Your assignment:
For this exercise, set down all the records exactly as given.

Entries supplied:
══════════════════════════════

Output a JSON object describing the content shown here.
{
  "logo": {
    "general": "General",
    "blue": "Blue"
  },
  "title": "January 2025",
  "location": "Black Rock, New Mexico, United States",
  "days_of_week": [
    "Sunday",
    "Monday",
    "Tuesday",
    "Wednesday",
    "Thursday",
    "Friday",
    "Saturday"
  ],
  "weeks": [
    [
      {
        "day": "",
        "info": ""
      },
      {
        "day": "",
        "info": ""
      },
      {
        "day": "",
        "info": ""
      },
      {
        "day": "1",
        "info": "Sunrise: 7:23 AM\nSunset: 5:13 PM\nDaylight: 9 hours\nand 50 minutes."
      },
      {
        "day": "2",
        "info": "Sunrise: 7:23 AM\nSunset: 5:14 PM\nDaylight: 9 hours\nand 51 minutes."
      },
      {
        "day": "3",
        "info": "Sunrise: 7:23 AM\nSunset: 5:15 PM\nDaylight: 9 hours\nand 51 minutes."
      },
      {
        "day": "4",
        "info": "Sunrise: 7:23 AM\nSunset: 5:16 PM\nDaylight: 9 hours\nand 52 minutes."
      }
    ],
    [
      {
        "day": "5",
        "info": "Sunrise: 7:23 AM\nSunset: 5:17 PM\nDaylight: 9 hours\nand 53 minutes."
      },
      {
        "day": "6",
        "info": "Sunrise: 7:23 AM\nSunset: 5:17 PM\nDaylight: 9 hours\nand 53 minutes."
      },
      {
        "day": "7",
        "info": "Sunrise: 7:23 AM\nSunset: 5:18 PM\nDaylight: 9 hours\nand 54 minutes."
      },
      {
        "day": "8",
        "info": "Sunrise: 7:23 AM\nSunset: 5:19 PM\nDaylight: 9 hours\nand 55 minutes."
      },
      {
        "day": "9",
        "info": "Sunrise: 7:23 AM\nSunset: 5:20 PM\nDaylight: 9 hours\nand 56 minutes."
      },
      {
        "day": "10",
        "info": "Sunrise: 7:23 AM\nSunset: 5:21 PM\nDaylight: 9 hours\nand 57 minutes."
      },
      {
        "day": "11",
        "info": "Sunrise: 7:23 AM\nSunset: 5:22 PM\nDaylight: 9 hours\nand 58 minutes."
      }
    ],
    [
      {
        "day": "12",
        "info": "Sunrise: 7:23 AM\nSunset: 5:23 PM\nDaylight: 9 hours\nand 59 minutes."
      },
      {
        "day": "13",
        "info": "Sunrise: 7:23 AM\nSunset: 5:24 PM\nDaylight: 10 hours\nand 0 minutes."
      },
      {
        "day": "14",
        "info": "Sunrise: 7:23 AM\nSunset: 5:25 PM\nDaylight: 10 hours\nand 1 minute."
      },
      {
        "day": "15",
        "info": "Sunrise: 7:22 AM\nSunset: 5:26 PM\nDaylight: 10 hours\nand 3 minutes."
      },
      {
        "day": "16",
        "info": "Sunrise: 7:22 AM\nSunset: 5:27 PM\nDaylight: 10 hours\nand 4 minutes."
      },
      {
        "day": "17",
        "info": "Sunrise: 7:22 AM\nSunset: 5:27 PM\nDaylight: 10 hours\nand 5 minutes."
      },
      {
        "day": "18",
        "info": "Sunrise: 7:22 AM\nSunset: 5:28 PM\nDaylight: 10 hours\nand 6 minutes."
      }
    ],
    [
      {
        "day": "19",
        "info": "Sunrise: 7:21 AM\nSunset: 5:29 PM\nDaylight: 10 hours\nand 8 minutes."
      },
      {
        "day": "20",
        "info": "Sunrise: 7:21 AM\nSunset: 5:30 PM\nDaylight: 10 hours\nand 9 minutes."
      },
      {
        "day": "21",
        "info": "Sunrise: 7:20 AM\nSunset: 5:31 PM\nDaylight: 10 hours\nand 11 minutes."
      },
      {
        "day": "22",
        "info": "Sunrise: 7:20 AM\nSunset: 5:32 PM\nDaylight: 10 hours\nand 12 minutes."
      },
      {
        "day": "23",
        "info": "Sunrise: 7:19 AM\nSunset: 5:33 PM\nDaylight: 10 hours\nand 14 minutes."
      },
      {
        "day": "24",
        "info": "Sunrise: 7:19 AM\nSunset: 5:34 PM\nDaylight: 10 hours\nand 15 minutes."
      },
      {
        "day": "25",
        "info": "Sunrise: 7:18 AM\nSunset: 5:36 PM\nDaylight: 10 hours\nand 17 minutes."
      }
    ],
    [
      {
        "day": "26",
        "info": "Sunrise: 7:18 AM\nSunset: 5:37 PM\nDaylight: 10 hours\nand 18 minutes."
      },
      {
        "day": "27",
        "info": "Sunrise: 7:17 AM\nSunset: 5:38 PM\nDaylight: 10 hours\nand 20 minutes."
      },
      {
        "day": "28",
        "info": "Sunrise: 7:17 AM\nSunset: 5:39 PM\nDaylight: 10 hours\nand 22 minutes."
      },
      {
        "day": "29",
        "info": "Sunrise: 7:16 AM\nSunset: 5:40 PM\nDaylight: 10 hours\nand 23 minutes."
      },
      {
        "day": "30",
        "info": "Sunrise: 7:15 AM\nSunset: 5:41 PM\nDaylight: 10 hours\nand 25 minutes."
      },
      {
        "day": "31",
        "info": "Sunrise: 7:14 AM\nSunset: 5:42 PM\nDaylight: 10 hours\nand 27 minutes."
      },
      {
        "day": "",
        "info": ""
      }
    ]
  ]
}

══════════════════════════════

Problem solution:
Output a JSON object describing the content shown here.
{
  "logo": {
    "general": "General",
    "blue": "Blue"
  },
  "title": "January 2025",
  "location": "Black Rock, New Mexico, United States",
  "days_of_week": [
    "Sunday",
    "Monday",
    "Tuesday",
    "Wednesday",
    "Thursday",
    "Friday",
    "Saturday"
  ],
  "weeks": [
    [
      {
        "day": "",
        "info": ""
      },
      {
        "day": "",
        "info": ""
      },
      {
        "day": "",
        "info": ""
      },
      {
        "day": "1",
        "info": "Sunrise: 7:23 AM\nSunset: 5:13 PM\nDaylight: 9 hours\nand 50 minutes."
      },
      {
        "day": "2",
        "info": "Sunrise: 7:23 AM\nSunset: 5:14 PM\nDaylight: 9 hours\nand 51 minutes."
      },
      {
        "day": "3",
        "info": "Sunrise: 7:23 AM\nSunset: 5:15 PM\nDaylight: 9 hours\nand 51 minutes."
      },
      {
        "day": "4",
        "info": "Sunrise: 7:23 AM\nSunset: 5:16 PM\nDaylight: 9 hours\nand 52 minutes."
      }
    ],
    [
      {
        "day": "5",
        "info": "Sunrise: 7:23 AM\nSunset: 5:17 PM\nDaylight: 9 hours\nand 53 minutes."
      },
      {
        "day": "6",
        "info": "Sunrise: 7:23 AM\nSunset: 5:17 PM\nDaylight: 9 hours\nand 53 minutes."
      },
      {
        "day": "7",
        "info": "Sunrise: 7:23 AM\nSunset: 5:18 PM\nDaylight: 9 hours\nand 54 minutes."
      },
      {
        "day": "8",
        "info": "Sunrise: 7:23 AM\nSunset: 5:19 PM\nDaylight: 9 hours\nand 55 minutes."
      },
      {
        "day": "9",
        "info": "Sunrise: 7:23 AM\nSunset: 5:20 PM\nDaylight: 9 hours\nand 56 minutes."
      },
      {
        "day": "10",
        "info": "Sunrise: 7:23 AM\nSunset: 5:21 PM\nDaylight: 9 hours\nand 57 minutes."
      },
      {
        "day": "11",
        "info": "Sunrise: 7:23 AM\nSunset: 5:22 PM\nDaylight: 9 hours\nand 58 minutes."
      }
    ],
    [
      {
        "day": "12",
        "info": "Sunrise: 7:23 AM\nSunset: 5:23 PM\nDaylight: 9 hours\nand 59 minutes."
      },
      {
        "day": "13",
        "info": "Sunrise: 7:23 AM\nSunset: 5:24 PM\nDaylight: 10 hours\nand 0 minutes."
      },
      {
        "day": "14",
        "info": "Sunrise: 7:23 AM\nSunset: 5:25 PM\nDaylight: 10 hours\nand 1 minute."
      },
      {
        "day": "15",
        "info": "Sunrise: 7:22 AM\nSunset: 5:26 PM\nDaylight: 10 hours\nand 3 minutes."
      },
      {
        "day": "16",
        "info": "Sunrise: 7:22 AM\nSunset: 5:27 PM\nDaylight: 10 hours\nand 4 minutes."
      },
      {
        "day": "17",
        "info": "Sunrise: 7:22 AM\nSunset: 5:27 PM\nDaylight: 10 hours\nand 5 minutes."
      },
      {
        "day": "18",
        "info": "Sunrise: 7:22 AM\nSunset: 5:28 PM\nDaylight: 10 hours\nand 6 minutes."
      }
    ],
    [
      {
        "day": "19",
        "info": "Sunrise: 7:21 AM\nSunset: 5:29 PM\nDaylight: 10 hours\nand 8 minutes."
      },
      {
        "day": "20",
        "info": "Sunrise: 7:21 AM\nSunset: 5:30 PM\nDaylight: 10 hours\nand 9 minutes."
      },
      {
        "day": "21",
        "info": "Sunrise: 7:20 AM\nSunset: 5:31 PM\nDaylight: 10 hours\nand 11 minutes."
      },
      {
        "day": "22",
        "info": "Sunrise: 7:20 AM\nSunset: 5:32 PM\nDaylight: 10 hours\nand 12 minutes."
      },
      {
        "day": "23",
        "info": "Sunrise: 7:19 AM\nSunset: 5:33 PM\nDaylight: 10 hours\nand 14 minutes."
      },
      {
        "day": "24",
        "info": "Sunrise: 7:19 AM\nSunset: 5:34 PM\nDaylight: 10 hours\nand 15 minutes."
      },
      {
        "day": "25",
        "info": "Sunrise: 7:18 AM\nSunset: 5:36 PM\nDaylight: 10 hours\nand 17 minutes."
      }
    ],
    [
      {
        "day": "26",
        "info": "Sunrise: 7:18 AM\nSunset: 5:37 PM\nDaylight: 10 hours\nand 18 minutes."
      },
      {
        "day": "27",
        "info": "Sunrise: 7:17 AM\nSunset: 5:38 PM\nDaylight: 10 hours\nand 20 minutes."
      },
      {
        "day": "28",
        "info": "Sunrise: 7:17 AM\nSunset: 5:39 PM\nDaylight: 10 hours\nand 22 minutes."
      },
      {
        "day": "29",
        "info": "Sunrise: 7:16 AM\nSunset: 5:40 PM\nDaylight: 10 hours\nand 23 minutes."
      },
      {
        "day": "30",
        "info": "Sunrise: 7:15 AM\nSunset: 5:41 PM\nDaylight: 10 hours\nand 25 minutes."
      },
      {
        "day": "31",
        "info": "Sunrise: 7:14 AM\nSunset: 5:42 PM\nDaylight: 10 hours\nand 27 minutes."
      },
      {
        "day": "",
        "info": ""
      }
    ]
  ]
}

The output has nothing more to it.